And she’s been okay during the pandemic, as she has continued to have singing engagements and has incorporated her training for the marathon into her schedule.
“I’d run in the morning and have my concert at night. I’ve been doing concerts since July 2020.” In some of the spots, there were 50 people in a 1500-seat venue. “I’d think, is this just a bad dress rehearsal? But I was so glad to be singing in person.”
She’s also working on a new show for Broadway and she’s got a role in HBO’s upcoming drama The Gilded Age, due early next year.
But before all that she’s got another singing gig – on Sunday. O’Hara will sing the national anthem before the marathon gets underway, and before she runs it herself. She will be proud to have her husband, Greg Naughton, and their kids, Charlotte, 8, and Owen, 12, waiting for her.

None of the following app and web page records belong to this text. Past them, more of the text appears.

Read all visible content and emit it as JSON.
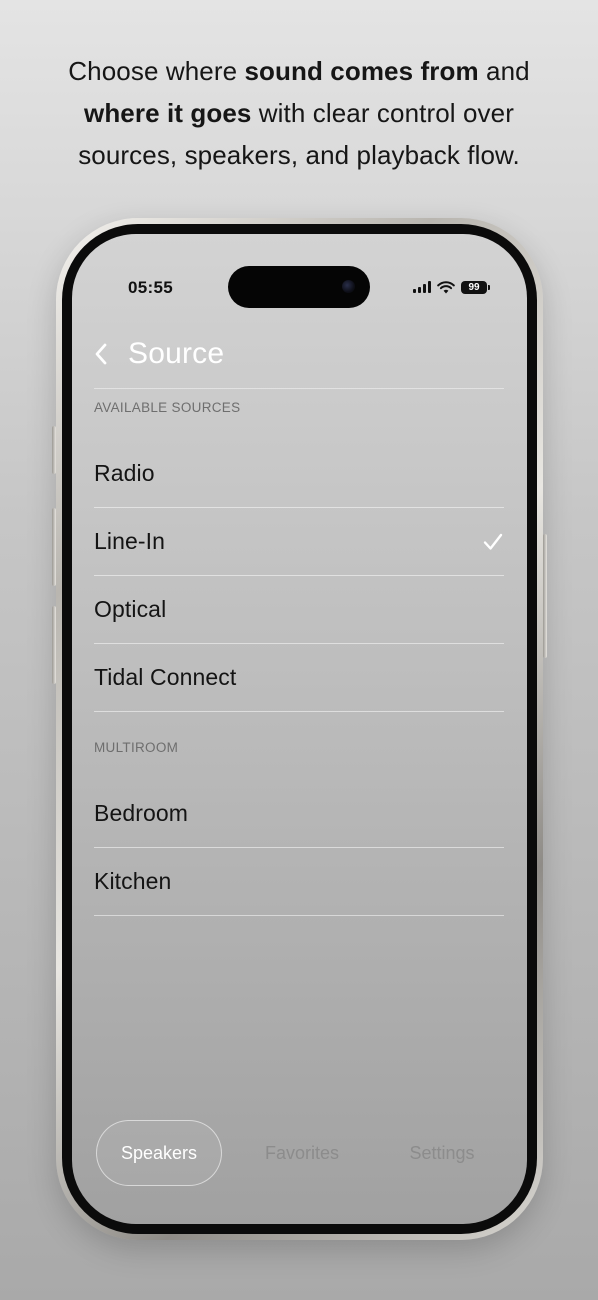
{
  "headline": {
    "line1_pre": "Choose where ",
    "line1_bold": "sound comes from",
    "line1_post": " and",
    "line2_bold": "where it goes",
    "line2_post": " with clear control over",
    "line3": "sources, speakers, and playback flow."
  },
  "status_bar": {
    "time": "05:55",
    "battery": "99",
    "icons": [
      "cellular-signal-icon",
      "wifi-icon",
      "battery-icon"
    ]
  },
  "header": {
    "title": "Source",
    "back_icon": "chevron-left-icon"
  },
  "sections": [
    {
      "label": "AVAILABLE SOURCES",
      "items": [
        {
          "label": "Radio",
          "selected": false
        },
        {
          "label": "Line-In",
          "selected": true
        },
        {
          "label": "Optical",
          "selected": false
        },
        {
          "label": "Tidal Connect",
          "selected": false
        }
      ]
    },
    {
      "label": "MULTIROOM",
      "items": [
        {
          "label": "Bedroom",
          "selected": false
        },
        {
          "label": "Kitchen",
          "selected": false
        }
      ]
    }
  ],
  "tabs": [
    {
      "label": "Speakers",
      "active": true
    },
    {
      "label": "Favorites",
      "active": false
    },
    {
      "label": "Settings",
      "active": false
    }
  ],
  "colors": {
    "title": "#ffffff",
    "row_text": "#141414",
    "section_label": "#6e6e6e",
    "tab_inactive": "#8c8c8c",
    "tab_active": "#ffffff"
  }
}
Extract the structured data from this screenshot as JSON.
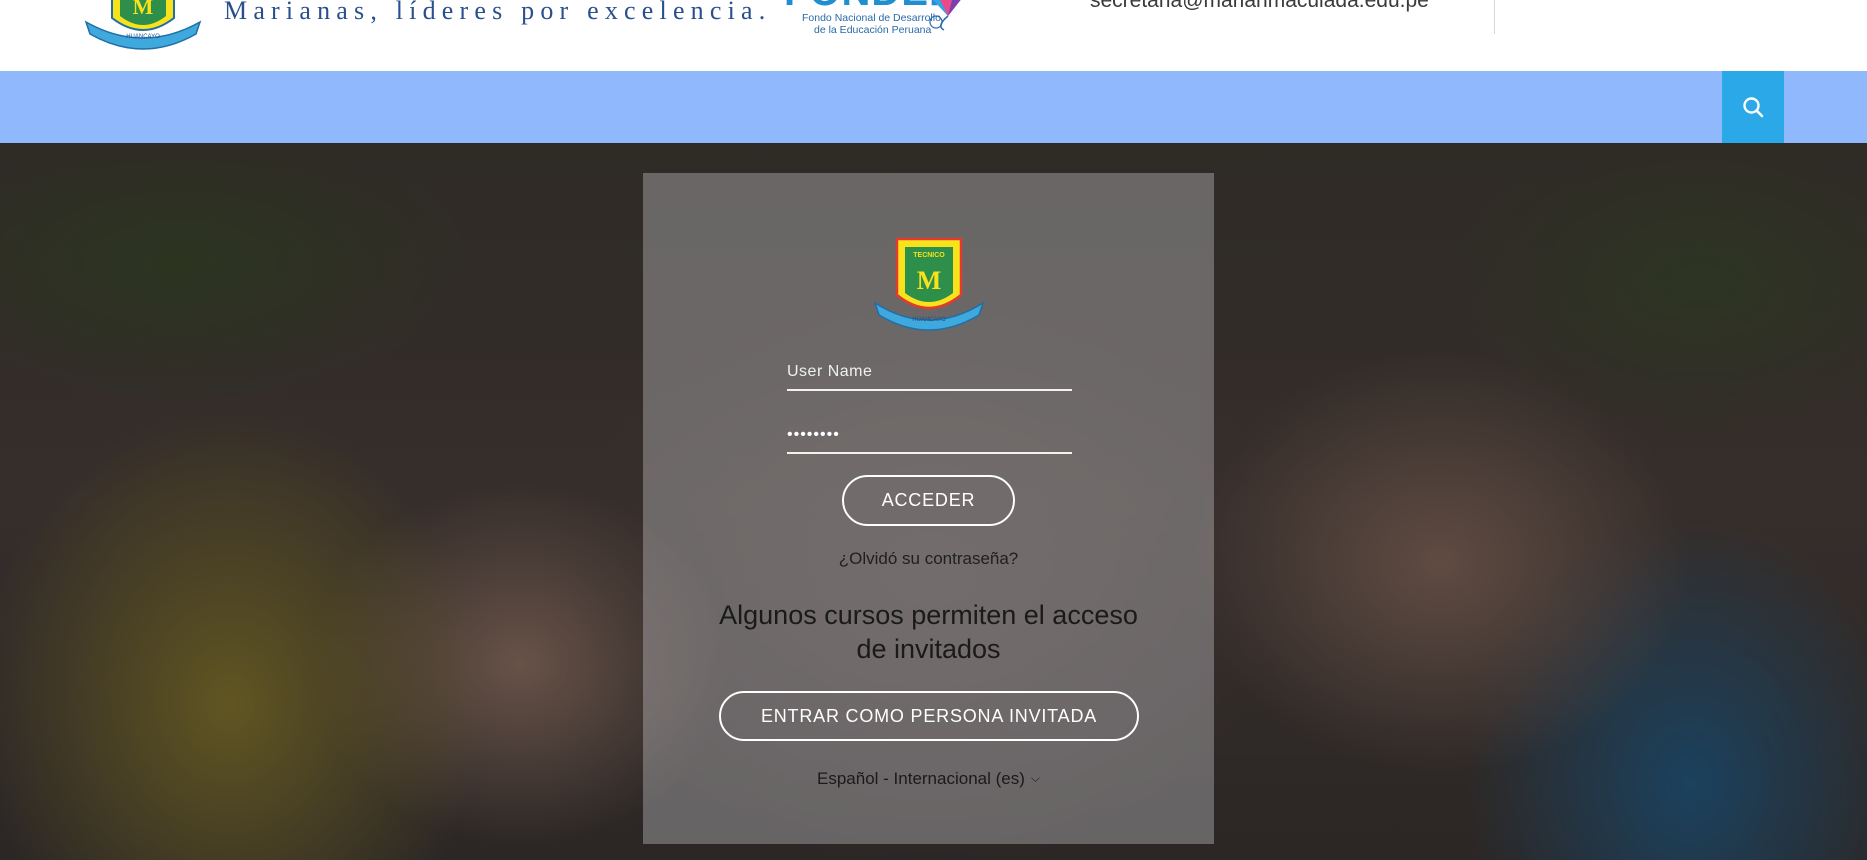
{
  "header": {
    "slogan": "Marianas, líderes por excelencia.",
    "partner_logo": {
      "word": "FONDEP",
      "line1": "Fondo Nacional de Desarrollo",
      "line2": "de la Educación Peruana"
    },
    "email": "secretaria@marianmaculada.edu.pe"
  },
  "school_logo": {
    "top_text": "TECNICO",
    "monogram": "M",
    "bottom_text": "HUANCAYO"
  },
  "nav": {
    "search_icon": "search-icon"
  },
  "login": {
    "username_placeholder": "User Name",
    "password_value": "••••••••",
    "submit_label": "ACCEDER",
    "forgot_label": "¿Olvidó su contraseña?",
    "guest_title": "Algunos cursos permiten el acceso de invitados",
    "guest_button_label": "ENTRAR COMO PERSONA INVITADA",
    "language": "Español - Internacional (es)"
  },
  "colors": {
    "nav_background": "#90b9fd",
    "search_button": "#2aa8e8",
    "slogan_text": "#2a4f8e"
  }
}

And once she crosses the finish line? “If I can breathe – I’ll sing some sort of hurrah.”